We celebrated Thanksgiving this past week, and as our table was attended by a close relation who recently celebrated 18 months of sobriety our occasion was a dry feast (not the turkey – which was deliciously moist – just the lack of Hooch). It was joyfully dry in fact, as all of us in the HoochLaw household are quite impressed with this accomplishment and want to do everything we can to celebrate the achievement and support the effort. When a loved one has struggled with addiction, recovery is something genuinely worthy of thankfulness.

Of course, the struggle with alcohol abuse and addiction is not something that has afflicted only members of the HoochLaw family. It is – generally speaking – a problem to various degrees throughout the alcohol drinking world. And the amount of hooch consumed in different parts of the world, and by different groups within those locales, is often dictated by culture. For example, we might expect different drinking behaviors by residents of a U.S. college fraternity than residents of an Italian retirement community. At least I hope so – the mental image of an aging Sophia Loren performing a kegstand is a bit troubling.

Whatever the cultural component, governments, NGOs and charitable organizations have for some time been organizing efforts against overconsumption. That effort continues today. As discussed previously, Scottish authorities have been seeking to implement a minimum unit pricing system for alcohol. That effort recently reached a head when Scotland’s highest court – the Court of Session – last month rejected a legal challenge to the law by the Scotch Whiskey Association. That challenge sought to invalidate the law on the grounds (in part) that it was in contravention of EU law (a view which may be shared by European courts themselves).

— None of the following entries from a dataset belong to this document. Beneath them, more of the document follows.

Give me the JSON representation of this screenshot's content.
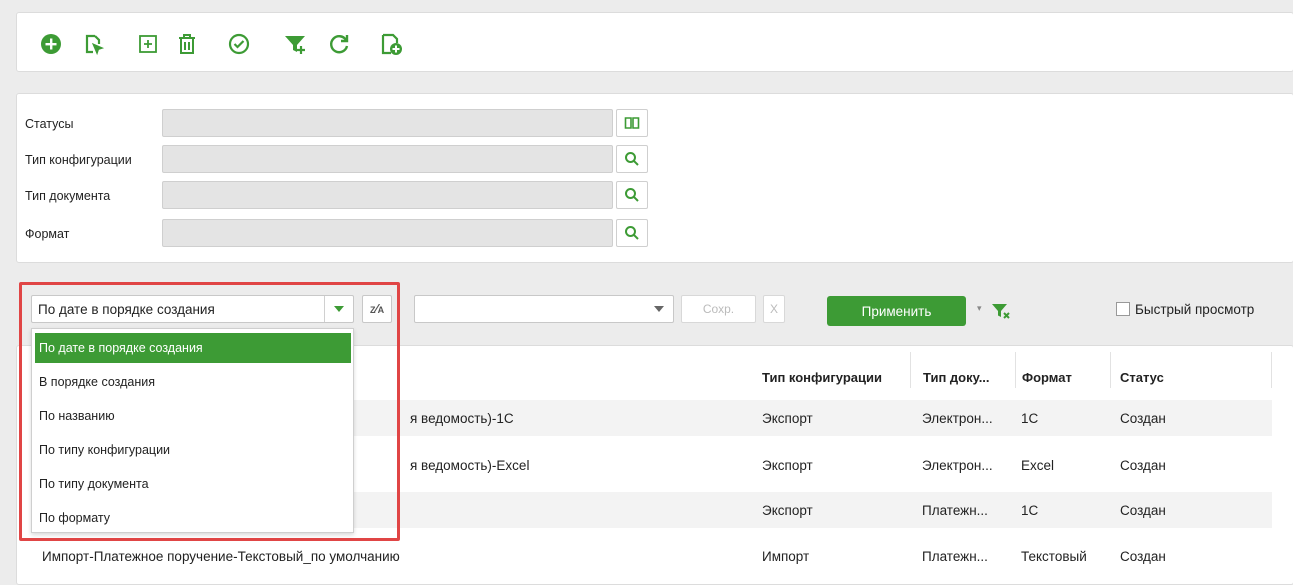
{
  "toolbar": {
    "icons": [
      "add-icon",
      "document-select-icon",
      "add-square-icon",
      "trash-icon",
      "check-circle-icon",
      "filter-add-icon",
      "refresh-icon",
      "document-add-icon"
    ]
  },
  "filters": {
    "statuses_label": "Статусы",
    "config_type_label": "Тип конфигурации",
    "doc_type_label": "Тип документа",
    "format_label": "Формат",
    "statuses_value": "",
    "config_type_value": "",
    "doc_type_value": "",
    "format_value": ""
  },
  "controls": {
    "sort_value": "По дате в порядке создания",
    "preset_value": "",
    "save_label": "Сохр.",
    "clear_label": "X",
    "apply_label": "Применить",
    "quick_view_label": "Быстрый просмотр",
    "accent_color": "#3d9b35"
  },
  "sort_options": [
    "По дате в порядке создания",
    "В порядке создания",
    "По названию",
    "По типу конфигурации",
    "По типу документа",
    "По формату"
  ],
  "table": {
    "headers": [
      "Тип конфигурации",
      "Тип доку...",
      "Формат",
      "Статус"
    ],
    "rows": [
      {
        "name": "я ведомость)-1С",
        "config": "Экспорт",
        "doc": "Электрон...",
        "format": "1С",
        "status": "Создан"
      },
      {
        "name": "я ведомость)-Excel",
        "config": "Экспорт",
        "doc": "Электрон...",
        "format": "Excel",
        "status": "Создан"
      },
      {
        "name": "",
        "config": "Экспорт",
        "doc": "Платежн...",
        "format": "1С",
        "status": "Создан"
      },
      {
        "name": "Импорт-Платежное поручение-Текстовый_по умолчанию",
        "config": "Импорт",
        "doc": "Платежн...",
        "format": "Текстовый",
        "status": "Создан"
      }
    ]
  }
}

With this challenge rejected, the SWA has now applied to appeal the case to the UK Supreme Court. As a purely intellectual exercise, this HoochLawyer wonders how claims based (at least in part) on the concept that the regulation violates EU law will be received as the country hurtles toward Brexit. Mootness could come into play.

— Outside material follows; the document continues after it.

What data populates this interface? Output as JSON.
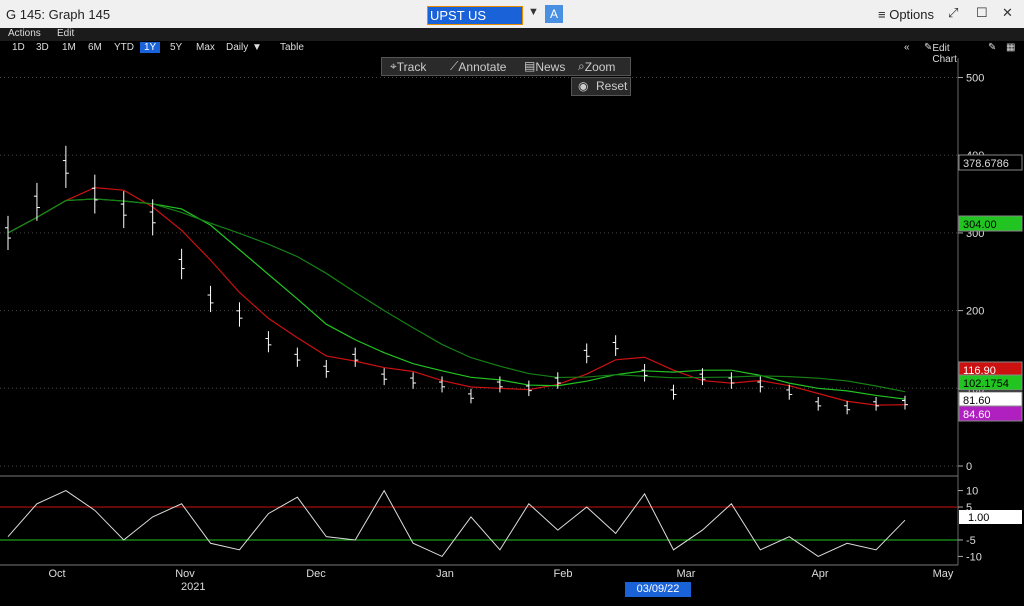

But secondarily, I continue to struggle with the MUP concept itself. By all accounts, implementation of the measure will cause the prices of the least expensive alcohol (which we suspect are the types and brands most commonly abused) to increase the most. All things being equal, that is perhaps a good thing as it may discourage problem consumption. [This assumes that we accept the results of studies of price elasticity in alcoholic beverages.] But all things are not equal – and if the SWA’s arguments are true, then the implementation of MUP in Scotland may be expected to raise the price of all alcoholic beverages in that country – even those which are unlikely to be the subject of abuse.

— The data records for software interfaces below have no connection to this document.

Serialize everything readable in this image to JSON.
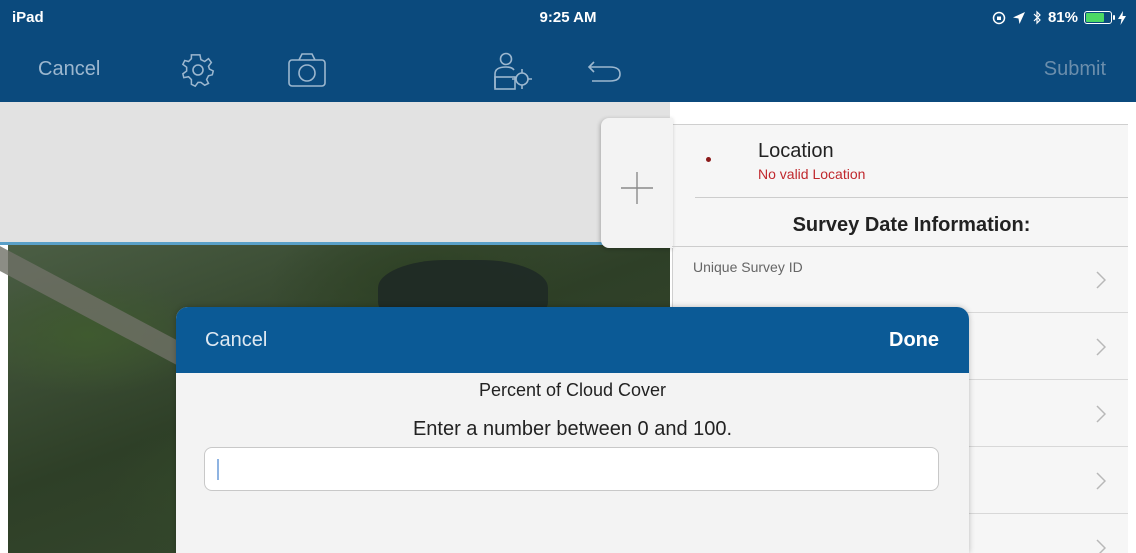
{
  "status_bar": {
    "device": "iPad",
    "time": "9:25 AM",
    "battery": "81%",
    "battery_level": 0.81
  },
  "nav_bar": {
    "cancel_label": "Cancel",
    "submit_label": "Submit",
    "icons": [
      "gear-icon",
      "camera-icon",
      "user-location-icon",
      "undo-icon"
    ]
  },
  "form": {
    "location": {
      "title": "Location",
      "error": "No valid Location"
    },
    "section_title": "Survey Date Information:",
    "fields": [
      {
        "label": "Unique Survey ID"
      },
      {
        "label": ""
      },
      {
        "label": ""
      },
      {
        "label": ""
      },
      {
        "label": ""
      }
    ]
  },
  "modal": {
    "cancel_label": "Cancel",
    "done_label": "Done",
    "title": "Percent of Cloud Cover",
    "hint": "Enter a number between 0 and 100.",
    "value": ""
  },
  "colors": {
    "header_blue": "#0b4a7d",
    "modal_header_blue": "#0b5a96",
    "error_red": "#c0282d"
  }
}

And that is really the problem, isn’t it? If MUP is implemented then responsible Scottish consumers may be asked to pay more for their hooch simply because the government has imposed pricing measures intended to curb the behavior of other – irresponsible – consumers. And while we all might be willing to incur a bit of expense or inconvenience (e.g., my dry Thanksgiving table) to support the efforts of a loved one, a close friend or even an acquaintance with a drinking problem it is entirely another thing to have our government tell us that we must do that to support those individuals (or complete strangers) who may not be making or even be interested in making such a personal effort.

To force the responsible majority of consumers to bear the costs of the irresponsible few smacks of tyranny. But consumers – especially the responsible ones given that pesky supply/demand curve – will indeed decide to buy less hooch. In fact, perhaps the largest groups likely to maintain their purchasing habits are those consumers suffering from alcohol dependency and those consumers who are sufficiently well-heeled (addicted or not) that the pricing changes make little difference in their purchasing patterns. So manufacturers will suffer as the majority of consumers scale back their purchases and those who are truly addicted remain so.

Is this good policy?